School Climate & Safety Third Party to Probe School's Actions Ahead of Mich. School Shooting
A third party will investigate events at Oxford High School, the Michigan district's superintendent said.
5 min read
Gov. Gretchen Whitmer embraces Oakland County Executive Dave Coulter as the two leave flowers and pay their respects Thursday morning, Dec. 2, 2021 at Oxford High School in Oxford, Mich. A 15-year-old boy has been denied bail and moved to jail after being charged in the Michigan school shooting that killed four students and injured others.(Jake May/The Flint Journal via AP)
School Climate & Safety Explainer: How Unusual Is It to Charge Parents in a School Shooting?
Guns used in U.S. school shootings have often come from the homes of young perpetrators, but parents are rarely charged, experts say.
3 min read
This image from 52-1 District Court shows a Zoom arraignment for Jennifer and James Crumbley in Oakland Co., Mich., on Saturday, Dec. 4, 2021. The parents of Ethan Crumbley, a teen accused of killing four students in a shooting at Oxford High School, plead not guilty to involuntary manslaughter charges. ( 52-1 District Court via AP)
School Climate & Safety Oxford School Shooting: Parents Charged, School's Response Under Scrutiny
The boy's parents failed to intervene, the prosecutor says, despite being confronted with a chilling note that was found at his desk.
4 min read
Waterford resident Andrew Baldwin, cousin of Madisyn Baldwin, places candles at the base of a a memorial with his 5-year-old daughter Ariyah Baldwin on Wednesday, Dec. 1, 2021 outside of Oxford High School in Oxford, Mich. Madisyn Baldwin, 17, was one of four teens killed in Tuesday's school shooting. A 15-year-old sophomore opened fire at his Michigan high school on Tuesday, killing four students, including a 16-year-old boy who died in a deputy’s patrol car on the way to a hospital, authorities said.
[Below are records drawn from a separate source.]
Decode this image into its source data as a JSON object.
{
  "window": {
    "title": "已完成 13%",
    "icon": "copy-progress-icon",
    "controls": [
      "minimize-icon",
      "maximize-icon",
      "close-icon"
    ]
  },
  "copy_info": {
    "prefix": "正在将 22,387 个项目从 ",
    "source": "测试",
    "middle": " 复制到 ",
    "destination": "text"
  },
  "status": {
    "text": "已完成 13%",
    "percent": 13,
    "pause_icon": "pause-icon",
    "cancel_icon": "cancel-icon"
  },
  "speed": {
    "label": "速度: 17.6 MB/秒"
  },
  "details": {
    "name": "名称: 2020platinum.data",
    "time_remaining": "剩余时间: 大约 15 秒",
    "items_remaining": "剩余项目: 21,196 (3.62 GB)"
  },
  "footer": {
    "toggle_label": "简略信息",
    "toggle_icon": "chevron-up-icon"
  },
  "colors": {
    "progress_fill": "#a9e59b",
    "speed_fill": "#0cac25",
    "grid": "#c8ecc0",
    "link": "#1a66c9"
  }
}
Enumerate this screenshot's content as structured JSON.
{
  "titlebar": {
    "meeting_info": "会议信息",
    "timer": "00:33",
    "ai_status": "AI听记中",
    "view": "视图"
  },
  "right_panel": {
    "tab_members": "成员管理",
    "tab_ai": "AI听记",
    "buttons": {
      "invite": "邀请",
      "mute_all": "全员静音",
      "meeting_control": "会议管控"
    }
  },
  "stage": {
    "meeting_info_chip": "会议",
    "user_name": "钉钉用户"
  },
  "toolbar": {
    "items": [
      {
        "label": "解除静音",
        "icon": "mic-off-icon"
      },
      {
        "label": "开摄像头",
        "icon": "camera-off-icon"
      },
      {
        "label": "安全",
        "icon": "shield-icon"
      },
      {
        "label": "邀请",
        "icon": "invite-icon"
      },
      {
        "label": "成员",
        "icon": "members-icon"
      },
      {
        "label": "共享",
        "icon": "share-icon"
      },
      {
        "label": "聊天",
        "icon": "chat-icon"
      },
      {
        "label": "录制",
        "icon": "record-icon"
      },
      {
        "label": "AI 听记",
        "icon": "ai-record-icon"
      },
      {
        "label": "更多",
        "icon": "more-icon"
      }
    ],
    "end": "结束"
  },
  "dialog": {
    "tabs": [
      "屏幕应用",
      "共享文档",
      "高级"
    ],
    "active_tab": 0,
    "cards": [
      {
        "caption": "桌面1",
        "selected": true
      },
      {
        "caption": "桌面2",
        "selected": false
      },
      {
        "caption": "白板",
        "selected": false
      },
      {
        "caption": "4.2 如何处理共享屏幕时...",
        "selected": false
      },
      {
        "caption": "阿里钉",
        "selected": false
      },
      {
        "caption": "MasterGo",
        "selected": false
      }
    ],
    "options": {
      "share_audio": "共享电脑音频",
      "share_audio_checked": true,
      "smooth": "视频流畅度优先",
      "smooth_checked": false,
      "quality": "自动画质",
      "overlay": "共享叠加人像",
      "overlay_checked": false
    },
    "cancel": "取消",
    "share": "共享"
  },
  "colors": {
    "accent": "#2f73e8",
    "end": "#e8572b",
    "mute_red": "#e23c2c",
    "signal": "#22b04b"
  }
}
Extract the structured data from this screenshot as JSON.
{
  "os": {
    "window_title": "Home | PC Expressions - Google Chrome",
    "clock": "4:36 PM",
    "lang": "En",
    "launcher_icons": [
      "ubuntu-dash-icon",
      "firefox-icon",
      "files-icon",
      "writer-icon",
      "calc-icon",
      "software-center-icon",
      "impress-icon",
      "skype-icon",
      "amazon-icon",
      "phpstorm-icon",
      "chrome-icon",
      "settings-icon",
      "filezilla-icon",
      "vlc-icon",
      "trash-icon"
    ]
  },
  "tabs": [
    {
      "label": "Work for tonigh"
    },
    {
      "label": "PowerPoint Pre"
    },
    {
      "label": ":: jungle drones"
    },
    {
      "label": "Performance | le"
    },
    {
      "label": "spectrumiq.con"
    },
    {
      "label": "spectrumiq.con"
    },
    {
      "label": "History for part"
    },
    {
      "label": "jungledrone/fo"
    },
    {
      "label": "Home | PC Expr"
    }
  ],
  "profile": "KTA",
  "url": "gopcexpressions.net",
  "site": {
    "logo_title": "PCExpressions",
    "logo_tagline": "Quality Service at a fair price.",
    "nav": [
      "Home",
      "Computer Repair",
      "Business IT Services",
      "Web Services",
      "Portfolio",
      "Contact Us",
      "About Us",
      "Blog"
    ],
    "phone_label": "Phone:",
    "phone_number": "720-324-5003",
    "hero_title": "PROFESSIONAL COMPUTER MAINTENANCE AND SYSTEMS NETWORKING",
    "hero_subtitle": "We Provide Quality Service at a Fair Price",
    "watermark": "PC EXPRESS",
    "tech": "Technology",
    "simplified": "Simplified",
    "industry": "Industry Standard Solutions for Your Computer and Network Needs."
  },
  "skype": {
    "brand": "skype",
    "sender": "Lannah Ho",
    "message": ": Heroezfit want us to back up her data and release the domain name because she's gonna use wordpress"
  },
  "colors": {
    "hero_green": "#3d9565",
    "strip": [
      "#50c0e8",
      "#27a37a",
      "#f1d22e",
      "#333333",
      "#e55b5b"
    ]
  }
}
Waterford resident Andrew Baldwin, cousin of Madisyn Baldwin, places candles at the base of a a memorial with his 5-year-old daughter Ariyah Baldwin on Wednesday, Dec. 1, 2021 outside of Oxford High School in Oxford, Mich. Madisyn Baldwin, 17, was one of four teens killed in Tuesday's school shooting. A 15-year-old sophomore opened fire at his Michigan high school on Tuesday, killing four students, including a 16-year-old boy who died in a deputy’s patrol car on the way to a hospital, authorities said.
Jake May/The Flint Journal via AP
School Climate & Safety Explainer: Why Was Michigan Suspect Charged With Terrorism?
He also was charged with first-degree murder, assault with intent to commit murder and gun crimes in Tuesday's attack at Oxford High School.
3 min read
Parents walk away with their kids from the Meijer's parking lot in Oxford where many students gathered following an active shooter situation at Oxford High School, Tuesday, Nov. 30, 2021, in Oxford, Mich. Police took a suspected shooter into custody and there were multiple victims, the Oakland County Sheriff's office said.
Parents walk away with their kids from the Meijer's parking lot in Oxford where many students gathered following an active shooter situation at Oxford High School, Tuesday, Nov. 30, 2021, in Oxford, Mich. Police took a suspected shooter into custody and there were multiple victims, the Oakland County Sheriff's office said.
Eric Seals/Detroit Free Press via AP